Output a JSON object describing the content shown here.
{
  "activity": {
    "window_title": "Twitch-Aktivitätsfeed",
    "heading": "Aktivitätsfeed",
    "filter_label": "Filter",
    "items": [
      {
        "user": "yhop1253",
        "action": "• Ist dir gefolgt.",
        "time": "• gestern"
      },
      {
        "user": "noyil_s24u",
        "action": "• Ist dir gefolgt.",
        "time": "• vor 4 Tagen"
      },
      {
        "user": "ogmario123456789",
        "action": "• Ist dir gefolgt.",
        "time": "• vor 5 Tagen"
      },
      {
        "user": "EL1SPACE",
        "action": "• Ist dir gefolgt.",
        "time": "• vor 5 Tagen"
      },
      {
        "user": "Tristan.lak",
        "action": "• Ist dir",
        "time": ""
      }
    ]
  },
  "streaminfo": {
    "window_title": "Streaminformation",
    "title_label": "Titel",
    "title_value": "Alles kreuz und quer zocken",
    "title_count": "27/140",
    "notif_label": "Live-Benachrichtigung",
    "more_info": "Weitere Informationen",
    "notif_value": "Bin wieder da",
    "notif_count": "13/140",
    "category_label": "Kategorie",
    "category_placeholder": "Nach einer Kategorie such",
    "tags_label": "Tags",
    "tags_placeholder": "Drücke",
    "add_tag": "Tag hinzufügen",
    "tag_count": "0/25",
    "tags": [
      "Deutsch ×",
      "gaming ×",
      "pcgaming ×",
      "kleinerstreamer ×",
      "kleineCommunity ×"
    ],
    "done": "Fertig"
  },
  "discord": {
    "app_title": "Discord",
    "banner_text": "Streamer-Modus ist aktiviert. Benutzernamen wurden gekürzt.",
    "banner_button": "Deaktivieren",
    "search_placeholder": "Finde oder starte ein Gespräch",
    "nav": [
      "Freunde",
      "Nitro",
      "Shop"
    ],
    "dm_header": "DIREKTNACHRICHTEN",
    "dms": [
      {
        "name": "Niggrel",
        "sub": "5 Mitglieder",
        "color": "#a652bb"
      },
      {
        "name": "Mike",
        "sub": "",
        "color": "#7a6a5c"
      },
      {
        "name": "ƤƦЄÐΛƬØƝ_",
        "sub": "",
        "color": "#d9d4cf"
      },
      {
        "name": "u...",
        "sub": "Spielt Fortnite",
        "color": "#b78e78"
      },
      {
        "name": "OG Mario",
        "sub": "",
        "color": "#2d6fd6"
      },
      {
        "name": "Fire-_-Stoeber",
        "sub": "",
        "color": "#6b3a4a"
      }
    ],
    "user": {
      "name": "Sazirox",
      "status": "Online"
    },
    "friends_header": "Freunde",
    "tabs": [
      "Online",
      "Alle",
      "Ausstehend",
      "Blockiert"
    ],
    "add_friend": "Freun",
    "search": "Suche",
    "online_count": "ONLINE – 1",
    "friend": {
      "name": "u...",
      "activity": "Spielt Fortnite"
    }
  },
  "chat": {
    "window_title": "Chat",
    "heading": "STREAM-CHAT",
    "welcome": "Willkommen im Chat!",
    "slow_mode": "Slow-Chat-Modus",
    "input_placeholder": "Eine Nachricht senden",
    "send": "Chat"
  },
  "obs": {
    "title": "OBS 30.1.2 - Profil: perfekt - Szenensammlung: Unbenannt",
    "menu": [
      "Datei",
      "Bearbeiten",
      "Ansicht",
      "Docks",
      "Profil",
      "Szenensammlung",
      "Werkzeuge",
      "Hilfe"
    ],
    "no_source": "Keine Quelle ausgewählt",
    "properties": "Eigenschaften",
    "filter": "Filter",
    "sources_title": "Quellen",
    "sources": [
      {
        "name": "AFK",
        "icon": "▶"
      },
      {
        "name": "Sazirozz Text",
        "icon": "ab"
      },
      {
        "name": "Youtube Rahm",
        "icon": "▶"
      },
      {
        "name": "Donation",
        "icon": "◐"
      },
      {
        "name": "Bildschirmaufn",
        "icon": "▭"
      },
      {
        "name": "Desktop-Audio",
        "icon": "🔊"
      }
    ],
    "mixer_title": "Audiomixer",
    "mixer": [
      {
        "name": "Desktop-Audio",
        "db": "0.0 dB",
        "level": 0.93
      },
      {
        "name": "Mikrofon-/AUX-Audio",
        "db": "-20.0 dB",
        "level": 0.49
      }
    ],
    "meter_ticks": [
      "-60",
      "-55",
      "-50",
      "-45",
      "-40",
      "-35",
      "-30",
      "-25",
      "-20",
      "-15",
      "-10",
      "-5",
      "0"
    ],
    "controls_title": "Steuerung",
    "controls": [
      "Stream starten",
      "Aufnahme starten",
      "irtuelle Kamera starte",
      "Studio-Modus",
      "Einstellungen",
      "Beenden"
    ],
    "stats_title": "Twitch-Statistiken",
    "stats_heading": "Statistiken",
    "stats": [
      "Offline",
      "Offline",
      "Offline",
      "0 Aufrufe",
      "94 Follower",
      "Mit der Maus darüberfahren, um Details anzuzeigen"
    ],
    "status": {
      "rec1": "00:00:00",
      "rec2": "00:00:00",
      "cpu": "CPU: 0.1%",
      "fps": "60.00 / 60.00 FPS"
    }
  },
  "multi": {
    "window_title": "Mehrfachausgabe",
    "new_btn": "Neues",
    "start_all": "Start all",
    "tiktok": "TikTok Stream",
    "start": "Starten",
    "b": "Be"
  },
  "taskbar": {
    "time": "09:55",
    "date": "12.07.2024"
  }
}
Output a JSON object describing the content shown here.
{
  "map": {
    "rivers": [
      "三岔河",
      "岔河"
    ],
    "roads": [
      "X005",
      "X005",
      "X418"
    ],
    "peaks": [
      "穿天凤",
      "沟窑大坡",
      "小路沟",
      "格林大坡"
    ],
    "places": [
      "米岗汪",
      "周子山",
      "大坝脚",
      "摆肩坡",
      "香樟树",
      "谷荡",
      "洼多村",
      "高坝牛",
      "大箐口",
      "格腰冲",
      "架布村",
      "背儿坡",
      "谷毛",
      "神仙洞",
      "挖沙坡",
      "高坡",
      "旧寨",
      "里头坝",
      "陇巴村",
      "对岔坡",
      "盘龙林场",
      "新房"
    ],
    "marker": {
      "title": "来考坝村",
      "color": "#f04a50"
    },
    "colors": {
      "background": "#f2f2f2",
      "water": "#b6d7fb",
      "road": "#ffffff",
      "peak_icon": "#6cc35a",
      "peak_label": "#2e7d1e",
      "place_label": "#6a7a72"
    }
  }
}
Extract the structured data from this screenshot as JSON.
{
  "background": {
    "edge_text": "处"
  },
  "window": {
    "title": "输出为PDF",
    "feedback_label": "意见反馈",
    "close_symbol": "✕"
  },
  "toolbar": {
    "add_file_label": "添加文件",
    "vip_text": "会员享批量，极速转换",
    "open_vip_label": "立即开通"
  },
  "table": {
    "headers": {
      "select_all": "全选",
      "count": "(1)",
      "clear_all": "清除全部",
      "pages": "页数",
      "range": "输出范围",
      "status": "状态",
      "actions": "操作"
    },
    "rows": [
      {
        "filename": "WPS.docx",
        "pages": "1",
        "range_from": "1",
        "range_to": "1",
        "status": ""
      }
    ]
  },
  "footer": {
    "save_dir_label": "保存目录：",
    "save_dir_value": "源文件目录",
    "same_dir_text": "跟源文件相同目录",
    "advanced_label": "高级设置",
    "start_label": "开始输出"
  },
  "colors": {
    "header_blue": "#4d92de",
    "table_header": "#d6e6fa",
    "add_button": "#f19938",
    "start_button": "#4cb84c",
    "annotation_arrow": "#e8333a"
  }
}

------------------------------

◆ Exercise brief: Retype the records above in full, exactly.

◆ Written response:
Output a JSON object describing the content shown here.
{
  "activity": {
    "window_title": "Twitch-Aktivitätsfeed",
    "heading": "Aktivitätsfeed",
    "filter_label": "Filter",
    "items": [
      {
        "user": "yhop1253",
        "action": "• Ist dir gefolgt.",
        "time": "• gestern"
      },
      {
        "user": "noyil_s24u",
        "action": "• Ist dir gefolgt.",
        "time": "• vor 4 Tagen"
      },
      {
        "user": "ogmario123456789",
        "action": "• Ist dir gefolgt.",
        "time": "• vor 5 Tagen"
      },
      {
        "user": "EL1SPACE",
        "action": "• Ist dir gefolgt.",
        "time": "• vor 5 Tagen"
      },
      {
        "user": "Tristan.lak",
        "action": "• Ist dir",
        "time": ""
      }
    ]
  },
  "streaminfo": {
    "window_title": "Streaminformation",
    "title_label": "Titel",
    "title_value": "Alles kreuz und quer zocken",
    "title_count": "27/140",
    "notif_label": "Live-Benachrichtigung",
    "more_info": "Weitere Informationen",
    "notif_value": "Bin wieder da",
    "notif_count": "13/140",
    "category_label": "Kategorie",
    "category_placeholder": "Nach einer Kategorie such",
    "tags_label": "Tags",
    "tags_placeholder": "Drücke",
    "add_tag": "Tag hinzufügen",
    "tag_count": "0/25",
    "tags": [
      "Deutsch ×",
      "gaming ×",
      "pcgaming ×",
      "kleinerstreamer ×",
      "kleineCommunity ×"
    ],
    "done": "Fertig"
  },
  "discord": {
    "app_title": "Discord",
    "banner_text": "Streamer-Modus ist aktiviert. Benutzernamen wurden gekürzt.",
    "banner_button": "Deaktivieren",
    "search_placeholder": "Finde oder starte ein Gespräch",
    "nav": [
      "Freunde",
      "Nitro",
      "Shop"
    ],
    "dm_header": "DIREKTNACHRICHTEN",
    "dms": [
      {
        "name": "Niggrel",
        "sub": "5 Mitglieder",
        "color": "#a652bb"
      },
      {
        "name": "Mike",
        "sub": "",
        "color": "#7a6a5c"
      },
      {
        "name": "ƤƦЄÐΛƬØƝ_",
        "sub": "",
        "color": "#d9d4cf"
      },
      {
        "name": "u...",
        "sub": "Spielt Fortnite",
        "color": "#b78e78"
      },
      {
        "name": "OG Mario",
        "sub": "",
        "color": "#2d6fd6"
      },
      {
        "name": "Fire-_-Stoeber",
        "sub": "",
        "color": "#6b3a4a"
      }
    ],
    "user": {
      "name": "Sazirox",
      "status": "Online"
    },
    "friends_header": "Freunde",
    "tabs": [
      "Online",
      "Alle",
      "Ausstehend",
      "Blockiert"
    ],
    "add_friend": "Freun",
    "search": "Suche",
    "online_count": "ONLINE – 1",
    "friend": {
      "name": "u...",
      "activity": "Spielt Fortnite"
    }
  },
  "chat": {
    "window_title": "Chat",
    "heading": "STREAM-CHAT",
    "welcome": "Willkommen im Chat!",
    "slow_mode": "Slow-Chat-Modus",
    "input_placeholder": "Eine Nachricht senden",
    "send": "Chat"
  },
  "obs": {
    "title": "OBS 30.1.2 - Profil: perfekt - Szenensammlung: Unbenannt",
    "menu": [
      "Datei",
      "Bearbeiten",
      "Ansicht",
      "Docks",
      "Profil",
      "Szenensammlung",
      "Werkzeuge",
      "Hilfe"
    ],
    "no_source": "Keine Quelle ausgewählt",
    "properties": "Eigenschaften",
    "filter": "Filter",
    "sources_title": "Quellen",
    "sources": [
      {
        "name": "AFK",
        "icon": "▶"
      },
      {
        "name": "Sazirozz Text",
        "icon": "ab"
      },
      {
        "name": "Youtube Rahm",
        "icon": "▶"
      },
      {
        "name": "Donation",
        "icon": "◐"
      },
      {
        "name": "Bildschirmaufn",
        "icon": "▭"
      },
      {
        "name": "Desktop-Audio",
        "icon": "🔊"
      }
    ],
    "mixer_title": "Audiomixer",
    "mixer": [
      {
        "name": "Desktop-Audio",
        "db": "0.0 dB",
        "level": 0.93
      },
      {
        "name": "Mikrofon-/AUX-Audio",
        "db": "-20.0 dB",
        "level": 0.49
      }
    ],
    "meter_ticks": [
      "-60",
      "-55",
      "-50",
      "-45",
      "-40",
      "-35",
      "-30",
      "-25",
      "-20",
      "-15",
      "-10",
      "-5",
      "0"
    ],
    "controls_title": "Steuerung",
    "controls": [
      "Stream starten",
      "Aufnahme starten",
      "irtuelle Kamera starte",
      "Studio-Modus",
      "Einstellungen",
      "Beenden"
    ],
    "stats_title": "Twitch-Statistiken",
    "stats_heading": "Statistiken",
    "stats": [
      "Offline",
      "Offline",
      "Offline",
      "0 Aufrufe",
      "94 Follower",
      "Mit der Maus darüberfahren, um Details anzuzeigen"
    ],
    "status": {
      "rec1": "00:00:00",
      "rec2": "00:00:00",
      "cpu": "CPU: 0.1%",
      "fps": "60.00 / 60.00 FPS"
    }
  },
  "multi": {
    "window_title": "Mehrfachausgabe",
    "new_btn": "Neues",
    "start_all": "Start all",
    "tiktok": "TikTok Stream",
    "start": "Starten",
    "b": "Be"
  },
  "taskbar": {
    "time": "09:55",
    "date": "12.07.2024"
  }
}
Output a JSON object describing the content shown here.
{
  "map": {
    "rivers": [
      "三岔河",
      "岔河"
    ],
    "roads": [
      "X005",
      "X005",
      "X418"
    ],
    "peaks": [
      "穿天凤",
      "沟窑大坡",
      "小路沟",
      "格林大坡"
    ],
    "places": [
      "米岗汪",
      "周子山",
      "大坝脚",
      "摆肩坡",
      "香樟树",
      "谷荡",
      "洼多村",
      "高坝牛",
      "大箐口",
      "格腰冲",
      "架布村",
      "背儿坡",
      "谷毛",
      "神仙洞",
      "挖沙坡",
      "高坡",
      "旧寨",
      "里头坝",
      "陇巴村",
      "对岔坡",
      "盘龙林场",
      "新房"
    ],
    "marker": {
      "title": "来考坝村",
      "color": "#f04a50"
    },
    "colors": {
      "background": "#f2f2f2",
      "water": "#b6d7fb",
      "road": "#ffffff",
      "peak_icon": "#6cc35a",
      "peak_label": "#2e7d1e",
      "place_label": "#6a7a72"
    }
  }
}
Extract the structured data from this screenshot as JSON.
{
  "background": {
    "edge_text": "处"
  },
  "window": {
    "title": "输出为PDF",
    "feedback_label": "意见反馈",
    "close_symbol": "✕"
  },
  "toolbar": {
    "add_file_label": "添加文件",
    "vip_text": "会员享批量，极速转换",
    "open_vip_label": "立即开通"
  },
  "table": {
    "headers": {
      "select_all": "全选",
      "count": "(1)",
      "clear_all": "清除全部",
      "pages": "页数",
      "range": "输出范围",
      "status": "状态",
      "actions": "操作"
    },
    "rows": [
      {
        "filename": "WPS.docx",
        "pages": "1",
        "range_from": "1",
        "range_to": "1",
        "status": ""
      }
    ]
  },
  "footer": {
    "save_dir_label": "保存目录：",
    "save_dir_value": "源文件目录",
    "same_dir_text": "跟源文件相同目录",
    "advanced_label": "高级设置",
    "start_label": "开始输出"
  },
  "colors": {
    "header_blue": "#4d92de",
    "table_header": "#d6e6fa",
    "add_button": "#f19938",
    "start_button": "#4cb84c",
    "annotation_arrow": "#e8333a"
  }
}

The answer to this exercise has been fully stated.